The League of Gentlemen, mercifully, remained in its unfathomable prime. A triumphant one-hour Christmas special on BBC2 showed it to be The Fast Show's natural successor. Taking three characters' back stories, it had particular sport with Herr Lipp, whose predatory homosexual designs on an English exchange student were nothing like as sinister as the vampirish tendencies of his German choristers.

Meanwhile, the veterinarian Magnus Purblind's incompetence with the animal enema turned out to be a hereditary curse. The stories were exquisitely filmed, hugely atmospheric, and in the worst taste. My sister, from the comfort of her sofa, complained that it wasn't particularly funny: I'd say that the League had simply moved from the ridiculous to the sublime.

The rest of the BBC festival contained minor, forgivable disappointments. In the Christmas Day Victoria Wood With All the Trimmings (BBC1), the trimmings were Pete Postlethwaite, Derek Jacobi, Alan Rickman, Richard E Grant and more stars than Eric and Ernie could have shaken a stick at. But the format, a complicated parody of the BBC's ambition to split itself into multiple channels, meshed oddly with astute yet out-of-date parodies of Brief Encounter, Wives and Daughters and Brassed Off. It was followed by The Royle Family at Christmas. Here, the plot was lost by introducing Antony's in-laws to the cast. The Kavanaghs turned out to be a version of the insufferable "considerably richer than yow" invented by Harry Enfield years ago: too loud, broad and unoriginal for this small comedy of manners.

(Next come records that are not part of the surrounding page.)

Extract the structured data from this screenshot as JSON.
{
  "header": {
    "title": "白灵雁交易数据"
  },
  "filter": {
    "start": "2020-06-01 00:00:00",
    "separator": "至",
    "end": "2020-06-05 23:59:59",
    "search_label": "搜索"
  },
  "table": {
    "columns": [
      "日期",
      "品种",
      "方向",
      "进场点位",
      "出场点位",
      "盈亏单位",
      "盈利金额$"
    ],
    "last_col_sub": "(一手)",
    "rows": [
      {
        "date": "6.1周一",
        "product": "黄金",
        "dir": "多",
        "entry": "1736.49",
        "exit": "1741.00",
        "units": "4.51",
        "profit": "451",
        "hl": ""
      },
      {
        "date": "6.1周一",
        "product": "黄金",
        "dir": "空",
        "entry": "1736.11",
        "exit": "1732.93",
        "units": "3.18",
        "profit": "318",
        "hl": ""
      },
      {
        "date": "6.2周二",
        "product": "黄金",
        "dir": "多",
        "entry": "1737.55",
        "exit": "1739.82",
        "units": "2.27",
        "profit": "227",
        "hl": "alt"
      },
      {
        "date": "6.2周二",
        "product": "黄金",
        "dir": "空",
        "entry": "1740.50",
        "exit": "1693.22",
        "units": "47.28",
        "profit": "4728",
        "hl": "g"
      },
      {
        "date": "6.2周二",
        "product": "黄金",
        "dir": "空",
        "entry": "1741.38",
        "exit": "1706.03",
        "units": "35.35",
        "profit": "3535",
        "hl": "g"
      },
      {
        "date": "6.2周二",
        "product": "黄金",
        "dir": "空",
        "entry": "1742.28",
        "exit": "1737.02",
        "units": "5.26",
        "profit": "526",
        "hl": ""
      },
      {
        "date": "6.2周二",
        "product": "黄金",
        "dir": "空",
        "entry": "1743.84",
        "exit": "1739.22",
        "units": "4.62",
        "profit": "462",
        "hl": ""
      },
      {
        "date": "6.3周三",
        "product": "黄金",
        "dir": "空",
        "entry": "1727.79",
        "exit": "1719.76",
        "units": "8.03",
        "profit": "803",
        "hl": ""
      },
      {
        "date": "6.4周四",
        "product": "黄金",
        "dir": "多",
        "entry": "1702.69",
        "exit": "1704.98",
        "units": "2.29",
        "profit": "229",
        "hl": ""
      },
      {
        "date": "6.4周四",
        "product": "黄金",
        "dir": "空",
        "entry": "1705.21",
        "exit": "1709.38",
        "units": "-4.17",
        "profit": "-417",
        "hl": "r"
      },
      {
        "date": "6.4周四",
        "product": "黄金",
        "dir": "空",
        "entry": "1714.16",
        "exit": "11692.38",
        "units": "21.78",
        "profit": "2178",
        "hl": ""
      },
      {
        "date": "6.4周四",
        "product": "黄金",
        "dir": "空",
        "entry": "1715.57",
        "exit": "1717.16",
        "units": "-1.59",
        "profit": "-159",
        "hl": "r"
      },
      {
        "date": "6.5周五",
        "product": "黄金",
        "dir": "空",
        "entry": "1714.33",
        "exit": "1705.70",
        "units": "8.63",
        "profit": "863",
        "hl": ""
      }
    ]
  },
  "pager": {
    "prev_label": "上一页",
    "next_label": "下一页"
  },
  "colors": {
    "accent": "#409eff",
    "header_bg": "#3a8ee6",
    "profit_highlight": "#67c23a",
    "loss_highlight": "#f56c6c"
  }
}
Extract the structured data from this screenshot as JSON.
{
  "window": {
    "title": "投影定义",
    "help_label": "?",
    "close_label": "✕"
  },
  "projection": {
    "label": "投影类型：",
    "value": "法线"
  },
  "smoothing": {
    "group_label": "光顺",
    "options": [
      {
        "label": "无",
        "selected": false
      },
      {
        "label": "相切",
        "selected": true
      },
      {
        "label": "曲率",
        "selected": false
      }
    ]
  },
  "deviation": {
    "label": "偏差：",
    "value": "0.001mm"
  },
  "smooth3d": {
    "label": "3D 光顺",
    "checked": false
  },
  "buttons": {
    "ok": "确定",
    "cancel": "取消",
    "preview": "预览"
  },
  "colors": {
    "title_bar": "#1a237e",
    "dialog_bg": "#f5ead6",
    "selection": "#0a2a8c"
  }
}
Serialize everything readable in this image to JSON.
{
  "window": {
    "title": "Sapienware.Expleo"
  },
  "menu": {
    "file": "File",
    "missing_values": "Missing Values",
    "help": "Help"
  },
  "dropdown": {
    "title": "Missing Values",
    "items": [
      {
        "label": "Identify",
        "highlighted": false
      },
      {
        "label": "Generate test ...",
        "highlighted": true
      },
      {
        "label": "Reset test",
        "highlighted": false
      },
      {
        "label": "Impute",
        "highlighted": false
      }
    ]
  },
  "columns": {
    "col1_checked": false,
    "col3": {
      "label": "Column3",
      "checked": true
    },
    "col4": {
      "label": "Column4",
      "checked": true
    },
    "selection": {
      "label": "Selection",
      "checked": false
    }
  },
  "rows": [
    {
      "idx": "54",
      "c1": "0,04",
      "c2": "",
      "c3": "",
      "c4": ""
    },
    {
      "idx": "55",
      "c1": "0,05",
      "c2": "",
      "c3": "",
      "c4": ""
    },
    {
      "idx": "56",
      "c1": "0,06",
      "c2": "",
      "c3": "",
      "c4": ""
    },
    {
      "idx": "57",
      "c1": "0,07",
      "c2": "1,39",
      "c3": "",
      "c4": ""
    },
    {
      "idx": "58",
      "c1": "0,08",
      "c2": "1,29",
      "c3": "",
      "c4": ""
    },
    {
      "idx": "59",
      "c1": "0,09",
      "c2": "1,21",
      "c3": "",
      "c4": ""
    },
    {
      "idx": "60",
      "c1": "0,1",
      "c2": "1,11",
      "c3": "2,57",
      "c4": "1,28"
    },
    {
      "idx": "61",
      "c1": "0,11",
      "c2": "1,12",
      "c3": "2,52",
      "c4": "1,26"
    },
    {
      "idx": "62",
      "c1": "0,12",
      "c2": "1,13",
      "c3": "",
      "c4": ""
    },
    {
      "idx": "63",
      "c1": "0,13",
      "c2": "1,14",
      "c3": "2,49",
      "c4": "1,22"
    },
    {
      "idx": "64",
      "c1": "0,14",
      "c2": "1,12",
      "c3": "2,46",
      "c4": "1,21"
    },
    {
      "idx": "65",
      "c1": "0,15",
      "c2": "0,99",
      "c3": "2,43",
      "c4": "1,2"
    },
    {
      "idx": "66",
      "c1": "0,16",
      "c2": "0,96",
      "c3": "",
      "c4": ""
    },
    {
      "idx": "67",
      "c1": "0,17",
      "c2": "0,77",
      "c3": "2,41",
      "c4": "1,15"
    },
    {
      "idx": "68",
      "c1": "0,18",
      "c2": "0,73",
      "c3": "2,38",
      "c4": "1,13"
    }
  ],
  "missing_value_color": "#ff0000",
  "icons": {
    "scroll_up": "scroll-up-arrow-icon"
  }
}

Outside the giggle factory, little gems shone more brightly than the set pieces. Lorna Doone (BBC1) was a bore, missing out (presumably for meteorological reasons) Lorna's famous blizzard rescue and retaining or, worse, inventing dialogue such as "I don't need lessons from you in who to love" and "Have you been to London before?"/ "I've been to Torquay". In a supine role, Amelia Warner, speaking Lorna's lines in the estuary-meets-Rada vowels common to most young actresses, was, well, supine. The performances of Michael Kitchen as Judge Jeffreys, Peter Vaughan as Sir Ensor and Honeysuckle Weeks as Annie Ridd briefly lit up the screen but, for the most part, this was doomy stuff.

So congratulations to those who, with more modest budgets, created bigger effects: David McVicar for his imaginative production of Glyndebourne's cocaine-sniffing La Boheme (C4); Susanna White for her reassessment of The Real Joan of Arc (C4) as an anorexic, bourgeois ur-Thatcherite; Christopher Lee for his dead creepy narration of M R James's ghost stories (in which the telling, not the tales, was dramatised); and to the producers Stephens Franklin and McGinn for tracking down the guilty men, such as the designer of Scalextric, in I Love a Seventies Christmas (BBC2). The thing about the TV personalities of that era is, even now, you cannot tell if they were serious. Tony Blackburn's comment on Basil Brush all but defined inscrutability. "Basil Brush has done more for foxes in this country," he opined, his voice just perhaps losing confidence in the material sent down by his brain, "than any individual puppet."

Andrew Billen is a staff writer on the London Evening Standard

Andrew Billen has worked as a celebrity interviewer for, successively, The Observer, the Evening Standard and, currently The Times. For his columns, he was awarded reviewer of the year in 2006 Press Gazette Magazine Awards.